Picking your greens in the store – vertical farming is taking off

Photo by Markus Spiske on Unsplash

When you think about vertical farming, I would like you to remember this amazing vision. Because it is not just another company pitch – it is the rationale for why so many people and businesses are seeking out new ways to do things, like how we feed ourselves, how we use land, and how we relate to the rest of the natural world.

It was the last paragraph in a story about a company that does vertical farming:

“We can give the world back — a lot,” says Storey. “We can give the world back land. We can give back the jungles of Borneo to the orangutans. We can give back the Amazon to the planet. We can give back the midwest to the buffalo. We can give back the things that we’ve taken. And we can be a lot less extractive.”

Now that’s a company I’d love to work for, or buy things from. This is a company with a big vision.

And it’s in an industry that experts say is poised to grow dramatically in the post-pandemic years. “Vertical farming, long touted as too expensive, will become a key component of the food supply chain, which will bring down the cost curve. Investment into agtech has reached record highs, totaling $2.2 billion in the first two quarters of 2020 alone, up from $2.7 billion for the whole of 2019,” says Food Logistics in a recent article. It expects those numbers will keep growing.

“As technologies such as LEDs and computing power get cheaper and more efficient, indoor farming will produce significantly higher yields. In addition, indoor farms will introduce new crops beyond leafy greens as the costs of production decrease. Over time, indoor farming will bring back food varieties we haven’t seen in decades. Indoor farming’s ability to control climate, pathogens and weather will allow it to produce more consistent and flavorful crops. For these reasons, we’ll continue to see strong growth in the indoor farming industry.”

The pandemic exposed a lot of vulnerabilities in the food supply system, the article suggests, and innovative businesses have figured out a way to use that new consumer knowledge to offer us new ways to get our vegetables.

“Retailers are beginning to realize the value of indoor farming, particularly as it de-risks the volatile supply chain and allows stores to increase their green digital footprint. Improved shelf life, taste and pesticide-free growing practices will drive consumer demand for produce grown in controlled environments. This year, we’ll see vertical farms installed inside grocery stores where consumers can pick their own greens.” Food Logistics

The Freethink article profiles one of the 20 or so US companies that is ready to step up – Plenty, which is headquartered in San Francisco, California, and which was founded in 2014 by Matt Barnard and Nate Storey with a ‘simple yet powerful mission to improve the lives of plants, people, and the planet’.

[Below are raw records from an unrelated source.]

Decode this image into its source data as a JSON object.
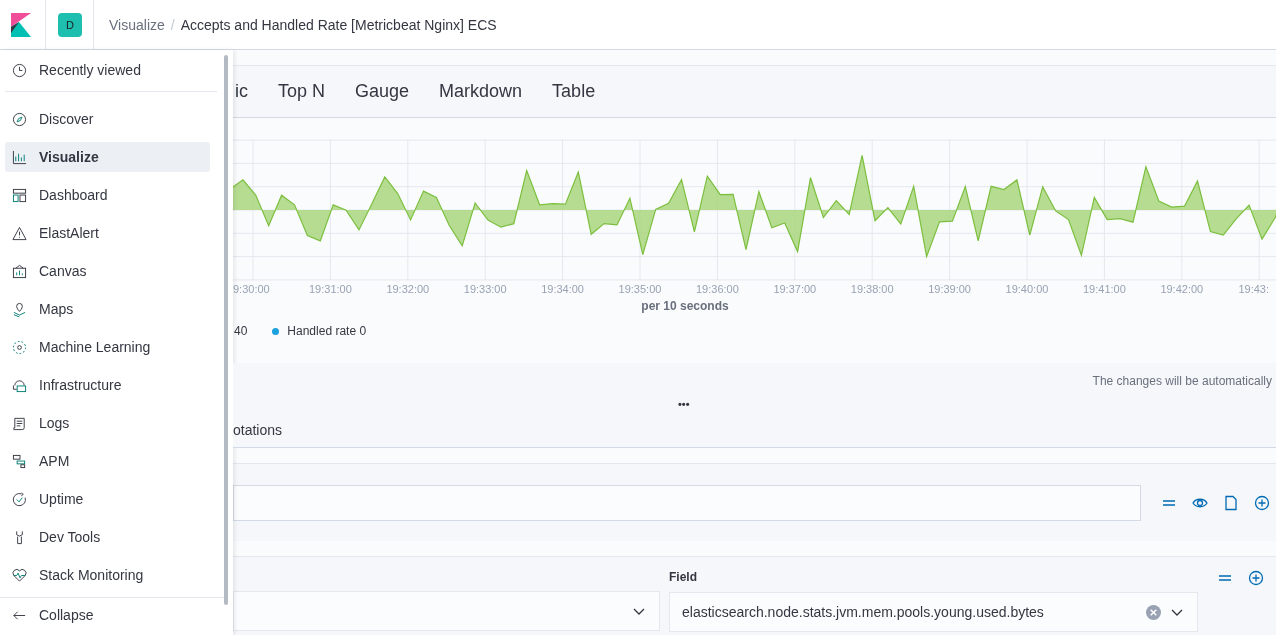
{
  "header": {
    "avatar": "D",
    "separator": "/",
    "breadcrumbs": [
      {
        "label": "Visualize",
        "current": false
      },
      {
        "label": "Accepts and Handled Rate [Metricbeat Nginx] ECS",
        "current": true
      }
    ]
  },
  "nav": {
    "recent": "Recently viewed",
    "items": [
      {
        "label": "Discover",
        "selected": false
      },
      {
        "label": "Visualize",
        "selected": true
      },
      {
        "label": "Dashboard",
        "selected": false
      },
      {
        "label": "ElastAlert",
        "selected": false
      },
      {
        "label": "Canvas",
        "selected": false
      },
      {
        "label": "Maps",
        "selected": false
      },
      {
        "label": "Machine Learning",
        "selected": false
      },
      {
        "label": "Infrastructure",
        "selected": false
      },
      {
        "label": "Logs",
        "selected": false
      },
      {
        "label": "APM",
        "selected": false
      },
      {
        "label": "Uptime",
        "selected": false
      },
      {
        "label": "Dev Tools",
        "selected": false
      },
      {
        "label": "Stack Monitoring",
        "selected": false
      }
    ],
    "collapse": "Collapse"
  },
  "type_tabs": [
    "ic",
    "Top N",
    "Gauge",
    "Markdown",
    "Table"
  ],
  "chart": {
    "x_ticks": [
      "9:30:00",
      "19:31:00",
      "19:32:00",
      "19:33:00",
      "19:34:00",
      "19:35:00",
      "19:36:00",
      "19:37:00",
      "19:38:00",
      "19:39:00",
      "19:40:00",
      "19:41:00",
      "19:42:00",
      "19:43:"
    ],
    "x_title": "per 10 seconds",
    "legend": [
      {
        "label": "40"
      },
      {
        "label": "Handled rate 0",
        "color": "#1ba1dc"
      }
    ]
  },
  "editor": {
    "autosave_note": "The changes will be automatically",
    "more": "•••",
    "tab": "otations",
    "field_label": "Field",
    "field_value": "elasticsearch.node.stats.jvm.mem.pools.young.used.bytes"
  }
}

Plenty, which has vertical farms in the San Francisco Bay Area, Wyoming, and Washington, supplies fresh produce including kale, arugula, and lettuce to major grocery stores like Whole Foods and Safeway. In 2019, it began building Tigris, its largest and most efficient farm yet, which will be able to grow a million plants at a time.

Farming vertically means that you can grow the equivalent of 700 acres of farmland produce in a structure that is the size of a big box store, Freethink explains. You can harvest 365 days a year, and shrink growth cycles to about 10 days for many products. You thus can get a yield of 700% while you save a million gallons of water a week and use just one per cent of the land used by traditional farms. And you don’t need pesticides. Plenty doesn’t need to ship its product because its products are grown in the urban areas where their customers live – and that reduces Plenty’s carbon footprint as well.

So how do they do this? They use air handling units that allow them to recirculate 99% of the water from the system, and LED light bulbs in a grid format that allows plants to absorb the greatest amount of energy possible.

“When you grow things outside, the elements are much more unpredictable,” Shireen Santosham, the head of strategic initiatives for Plenty, explained to Freethink. “If you grow indoors, you can control a lot of those factors in ways that are accessible to outdoor growers. And the result is that our produce can be hundreds of times cleaner.”


Vertical Farms Could Take Over the World. Freethink, May 22, 2021

Plenty unveils its largest, most efficient farm yet. Agritecture blog, June 24, 2019

2020 Exposed Vulnerable Food Supply Chain. What’s in Store for 2021? Food Logistics, Mar 4, 2021


Produce-grower Plenty opens world’s most advanced indoor vertical farm. AgDaily, May 18, 2023